Last week, I discussed my newfound awareness of the core in its entirety at the the Yoga Tune Up® Core Integration Immersion. This week, I’ll discuss how I came to terms with all of the incredible things my core can do for me, and let go of the shame I felt for my belly.
Honor the Curve of Your Spine
Since my very first days practicing yoga, I had appreciated the notion of awareness through various meditative practices involving the breath. I was getting better at sitting or lying down and focusing on the in and out of my breath. But the core immersion took me to a new and unexpected place. I don’t believe that before the core immersion, I had actually been aware of my spine. I knew in general that the core was not one thing, but many things, I knew, intellectually at least, that it was composed of the entire mid-range set of muscles that surrounded my core like a cumberbund: the rectus abdominis, of course, but also, the transverse abdominis, and the internal and external obliques. But my spine, awareness of my spine? That was something I had never, ever contemplated.
I somehow thought that this circular band of muscles woven through and hydrated by our precious fascia was all that was necessary to support the spine.
After each series of breath-filled movement, we lay on our backs and “checked–in.” Encouraged to notice my spine, I now felt the lumber curve as more curvy and more alive. My thoracic spine, surrounded by my upper back, spread deliciously onto the mat with more assurance and my cervical spine, or neck region seemed more relaxed. And my lower, front ribs seemed to relax down as well.
The Most Coregeous Abdominal Muscle of All
Each day of the immersion began with an exploratory class that surprised and delighted. We found our innermost abdominals by resting our bellies on the Coregeous® ball. But we also used The Roll Model® Therapy Balls to release intercostal tension and to mobilize rib joints, which would improve our breathing mechanics. We did leg lifts on blocks with arms outstretched to lengthen, strengthen, and connect our breath with the central chassis of the spine. Lying on our sides we used the “Magician’s Assistant on a Ledge,” to strengthen and lengthen deep lateral stabilizers like the quadratus lumborum. Throughout all of this 360-degree movement that both lengthened and strengthened, I learned that the diaphragm was the body’s MVP.
Perhaps my biggest Aha! moment in the core immersion was that I could use my breath as a mobility tool. Certainly muscles stabilized the spine. I knew that, at least at some basic level, when I entered the immersion. But leaving the immersion with this new, very big idea about the breath and the function of the diaphragm was really a game changer for me personally and for how I design my Yoga Tune Up® classes.
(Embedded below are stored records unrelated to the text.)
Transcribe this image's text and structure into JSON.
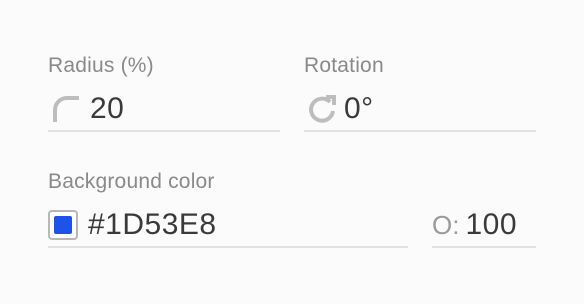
{
  "radius": {
    "label": "Radius (%)",
    "value": "20",
    "icon": "corner-radius-icon"
  },
  "rotation": {
    "label": "Rotation",
    "value": "0°",
    "icon": "rotate-icon"
  },
  "background": {
    "label": "Background color",
    "hex": "#1D53E8",
    "color": "#1D53E8",
    "opacity_icon": "O:",
    "opacity_value": "100"
  }
}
We laid on the floor – all of us on our bellies – looking down at an illustration of the diaphragm in our well-worn anatomy book, the Trail Guide to the Body and then we looked up at the much used skeleton, draped with multi-colored elasta-bands. We could see, now, how stabilizing the core happened from the inside, specifically inside the ribs, with the movement of the diaphragm.
The diaphragm was not simply a mechanism designed for breathing. But I didn’t really understand the impact of the sweater of connective tissue that envelops all of our muscles, ligaments, and tendons called fascia. The fascial connections between the diaphragm, the pelvic floor, and the entire rest of the body create a functional unity in our bodies. Our fascia, as Jill Miller defines it, is “the ubiquitous seam system in your body that threads your tissues to one or another” (p. 97, The Roll Model).
Fascial tissue offers a “highway” that connects structures, protects and repairs tissue damage, and relays information to your brain through a process called proprioception. With greater fascial fluidity comes greater proprioception – your ability to identify where you are in space. And, with greater proprioception your perception of pain decreases.
The experience of watching my breath, studying the illustrated diaphragm in the Trail Guide, and seeing a folded Coregeous® ball held inside the skeleton’s ribs with colored ribbons of stretchy rubber created a “new normal” for me.. The diaphragm, attached to the six lowest ribs and the upper two or three lumbar vertebrae, and also attached to the xiphoid process on the sternum, now looks like the control center – the place behind the curtain where the Wizard of Oz worked his magic.
Finally, my “too-large” belly was not the point. It was a body blind spot with little proprioception. Understanding and seeing how my spine was stabilized and mobilized by the diaphragm and all its attachments created a much larger road map for me. My proprioception – my ability to feel and see my body in space – had shifted momentously. The isolated numbness I saw as my belly now had permission to feel from the inside out.
Over the course of this four and a half day journey, my belly-obsessed thoughts took a back seat as I felt more, strengthened more, and lengthened more, all from the inside out. Only as I look back, can I see that I was gently, but surely, healing a persistent disconnect that treated my belly as a distinct body part and not part of an integrated whole.
Many of my yoga students have the same disconnect. They come to me and point to their bellies and say, “I need to do core work.” And now, after this immersion, I have a richer, more complex understanding of what their needs are and how to respond in my classes and my workshops.
More than “core work,” it takes courage to redesign what was a shameful body part as a launching pad for your whole and much-loved self. This is the message I take home from the core immersion and the message I hope to bring to my students.